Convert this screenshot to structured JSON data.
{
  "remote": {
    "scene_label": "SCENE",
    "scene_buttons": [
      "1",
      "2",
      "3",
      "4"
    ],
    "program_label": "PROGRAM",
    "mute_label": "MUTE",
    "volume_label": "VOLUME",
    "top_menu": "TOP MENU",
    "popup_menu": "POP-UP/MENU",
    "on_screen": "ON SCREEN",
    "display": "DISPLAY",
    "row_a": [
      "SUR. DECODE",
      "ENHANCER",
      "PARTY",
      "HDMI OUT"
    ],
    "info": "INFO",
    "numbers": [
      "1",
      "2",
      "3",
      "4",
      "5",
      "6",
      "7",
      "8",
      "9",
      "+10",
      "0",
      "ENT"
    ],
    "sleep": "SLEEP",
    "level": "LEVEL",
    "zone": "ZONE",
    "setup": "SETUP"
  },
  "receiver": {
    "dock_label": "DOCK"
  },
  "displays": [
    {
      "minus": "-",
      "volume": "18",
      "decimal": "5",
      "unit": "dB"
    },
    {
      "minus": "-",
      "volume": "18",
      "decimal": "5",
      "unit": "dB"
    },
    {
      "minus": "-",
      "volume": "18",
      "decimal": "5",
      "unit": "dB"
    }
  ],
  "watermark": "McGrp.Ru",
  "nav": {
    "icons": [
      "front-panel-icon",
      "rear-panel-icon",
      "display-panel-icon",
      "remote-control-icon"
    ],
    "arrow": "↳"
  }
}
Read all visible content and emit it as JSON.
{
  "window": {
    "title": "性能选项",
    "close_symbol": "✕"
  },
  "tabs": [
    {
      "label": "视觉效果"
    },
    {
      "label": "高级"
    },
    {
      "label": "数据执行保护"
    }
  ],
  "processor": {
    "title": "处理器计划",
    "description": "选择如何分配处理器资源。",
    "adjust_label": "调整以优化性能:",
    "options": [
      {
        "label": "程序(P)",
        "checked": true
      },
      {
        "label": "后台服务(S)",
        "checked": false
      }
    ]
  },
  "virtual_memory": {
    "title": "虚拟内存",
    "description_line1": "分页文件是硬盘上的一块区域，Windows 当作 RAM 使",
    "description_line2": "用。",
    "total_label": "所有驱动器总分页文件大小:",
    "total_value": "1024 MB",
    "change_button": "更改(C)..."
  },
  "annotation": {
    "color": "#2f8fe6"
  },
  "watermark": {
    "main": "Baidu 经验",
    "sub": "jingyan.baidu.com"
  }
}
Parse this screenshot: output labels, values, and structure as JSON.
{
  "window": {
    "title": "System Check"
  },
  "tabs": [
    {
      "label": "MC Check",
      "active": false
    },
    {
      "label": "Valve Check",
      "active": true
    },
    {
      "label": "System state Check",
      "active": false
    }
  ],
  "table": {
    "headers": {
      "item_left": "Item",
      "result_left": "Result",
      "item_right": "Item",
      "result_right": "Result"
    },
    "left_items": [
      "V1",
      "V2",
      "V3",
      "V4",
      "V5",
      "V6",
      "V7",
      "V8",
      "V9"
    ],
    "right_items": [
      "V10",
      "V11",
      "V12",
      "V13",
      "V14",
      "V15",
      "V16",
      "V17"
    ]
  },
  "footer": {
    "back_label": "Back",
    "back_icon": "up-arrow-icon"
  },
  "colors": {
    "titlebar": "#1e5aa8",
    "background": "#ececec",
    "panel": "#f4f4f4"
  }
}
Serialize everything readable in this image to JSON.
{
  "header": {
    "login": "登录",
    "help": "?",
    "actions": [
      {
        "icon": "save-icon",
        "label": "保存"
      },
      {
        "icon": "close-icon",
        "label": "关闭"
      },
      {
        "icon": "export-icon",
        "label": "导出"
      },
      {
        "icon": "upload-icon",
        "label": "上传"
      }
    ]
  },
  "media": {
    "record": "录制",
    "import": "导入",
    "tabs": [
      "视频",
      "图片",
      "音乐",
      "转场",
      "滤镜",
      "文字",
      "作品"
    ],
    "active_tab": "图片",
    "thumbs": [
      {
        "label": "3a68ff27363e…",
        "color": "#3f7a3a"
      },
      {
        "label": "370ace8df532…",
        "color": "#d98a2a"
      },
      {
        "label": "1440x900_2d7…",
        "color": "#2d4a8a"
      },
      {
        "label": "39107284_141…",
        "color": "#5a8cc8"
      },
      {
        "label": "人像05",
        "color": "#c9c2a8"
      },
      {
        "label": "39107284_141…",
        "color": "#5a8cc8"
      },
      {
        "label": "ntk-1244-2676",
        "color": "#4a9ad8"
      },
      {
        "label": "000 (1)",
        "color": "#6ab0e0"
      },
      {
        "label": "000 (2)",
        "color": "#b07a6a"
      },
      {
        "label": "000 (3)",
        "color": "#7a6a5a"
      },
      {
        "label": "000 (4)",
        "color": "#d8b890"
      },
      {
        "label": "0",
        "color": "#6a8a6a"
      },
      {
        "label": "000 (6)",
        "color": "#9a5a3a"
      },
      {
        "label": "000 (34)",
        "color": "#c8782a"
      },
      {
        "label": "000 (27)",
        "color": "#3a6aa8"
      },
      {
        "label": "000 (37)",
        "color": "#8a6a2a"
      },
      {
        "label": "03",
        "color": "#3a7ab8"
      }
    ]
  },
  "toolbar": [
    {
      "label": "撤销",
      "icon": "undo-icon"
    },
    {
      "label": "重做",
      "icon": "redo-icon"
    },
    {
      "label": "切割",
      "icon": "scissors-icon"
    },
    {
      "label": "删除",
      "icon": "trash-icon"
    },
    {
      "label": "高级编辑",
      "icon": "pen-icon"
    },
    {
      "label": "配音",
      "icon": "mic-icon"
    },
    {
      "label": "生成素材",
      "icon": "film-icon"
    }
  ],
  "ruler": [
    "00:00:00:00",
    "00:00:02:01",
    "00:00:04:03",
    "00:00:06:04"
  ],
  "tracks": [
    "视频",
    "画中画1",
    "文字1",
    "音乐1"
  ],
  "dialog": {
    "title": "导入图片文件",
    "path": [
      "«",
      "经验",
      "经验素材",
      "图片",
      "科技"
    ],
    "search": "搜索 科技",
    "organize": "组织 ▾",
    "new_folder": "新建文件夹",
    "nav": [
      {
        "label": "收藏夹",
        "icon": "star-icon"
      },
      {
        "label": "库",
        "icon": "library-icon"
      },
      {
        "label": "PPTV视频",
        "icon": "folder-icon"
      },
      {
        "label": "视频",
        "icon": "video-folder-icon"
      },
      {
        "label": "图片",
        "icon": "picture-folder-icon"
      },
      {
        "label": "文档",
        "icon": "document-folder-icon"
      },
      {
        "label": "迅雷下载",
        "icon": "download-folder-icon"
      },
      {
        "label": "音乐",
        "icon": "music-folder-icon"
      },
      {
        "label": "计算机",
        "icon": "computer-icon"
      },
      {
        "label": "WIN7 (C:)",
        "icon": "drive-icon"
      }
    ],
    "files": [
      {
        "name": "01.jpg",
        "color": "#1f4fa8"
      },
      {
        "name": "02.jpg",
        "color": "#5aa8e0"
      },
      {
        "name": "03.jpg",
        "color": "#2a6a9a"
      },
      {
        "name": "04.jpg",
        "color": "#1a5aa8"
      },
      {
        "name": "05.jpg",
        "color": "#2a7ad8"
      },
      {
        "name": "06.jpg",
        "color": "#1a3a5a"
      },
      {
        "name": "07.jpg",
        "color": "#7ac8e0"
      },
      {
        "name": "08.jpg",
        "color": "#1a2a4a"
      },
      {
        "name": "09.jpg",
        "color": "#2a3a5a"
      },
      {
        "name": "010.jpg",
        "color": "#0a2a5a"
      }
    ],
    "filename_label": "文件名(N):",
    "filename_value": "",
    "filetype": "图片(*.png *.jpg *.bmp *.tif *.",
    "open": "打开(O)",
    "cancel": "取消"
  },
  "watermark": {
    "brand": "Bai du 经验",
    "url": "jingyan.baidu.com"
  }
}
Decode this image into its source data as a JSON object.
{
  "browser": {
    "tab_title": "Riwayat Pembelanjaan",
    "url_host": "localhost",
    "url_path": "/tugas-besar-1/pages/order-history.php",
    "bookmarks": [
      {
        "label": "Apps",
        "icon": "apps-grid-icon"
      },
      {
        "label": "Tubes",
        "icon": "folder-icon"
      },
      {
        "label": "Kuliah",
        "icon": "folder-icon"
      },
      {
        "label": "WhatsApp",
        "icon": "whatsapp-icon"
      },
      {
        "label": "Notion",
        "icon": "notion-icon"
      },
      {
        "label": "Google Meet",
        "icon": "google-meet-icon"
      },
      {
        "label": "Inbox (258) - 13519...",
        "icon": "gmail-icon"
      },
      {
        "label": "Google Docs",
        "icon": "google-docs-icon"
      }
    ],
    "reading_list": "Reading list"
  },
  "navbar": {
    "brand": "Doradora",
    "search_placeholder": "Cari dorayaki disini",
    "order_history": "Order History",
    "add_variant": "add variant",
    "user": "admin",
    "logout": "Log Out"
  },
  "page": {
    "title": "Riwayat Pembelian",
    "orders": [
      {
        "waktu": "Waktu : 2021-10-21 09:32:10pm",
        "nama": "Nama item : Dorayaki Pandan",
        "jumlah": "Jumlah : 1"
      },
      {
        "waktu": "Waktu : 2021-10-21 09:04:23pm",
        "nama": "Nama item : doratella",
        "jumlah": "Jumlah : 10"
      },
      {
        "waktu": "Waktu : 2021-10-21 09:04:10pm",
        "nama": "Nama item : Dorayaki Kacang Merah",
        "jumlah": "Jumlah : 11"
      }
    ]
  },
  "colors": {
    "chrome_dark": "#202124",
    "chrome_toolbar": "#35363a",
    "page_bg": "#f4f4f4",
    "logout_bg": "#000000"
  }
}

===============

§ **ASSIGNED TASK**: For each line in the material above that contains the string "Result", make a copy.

§ **ANSWER TO THE PROBLEM**:
      "result_left": "Result",
      "result_right": "Result"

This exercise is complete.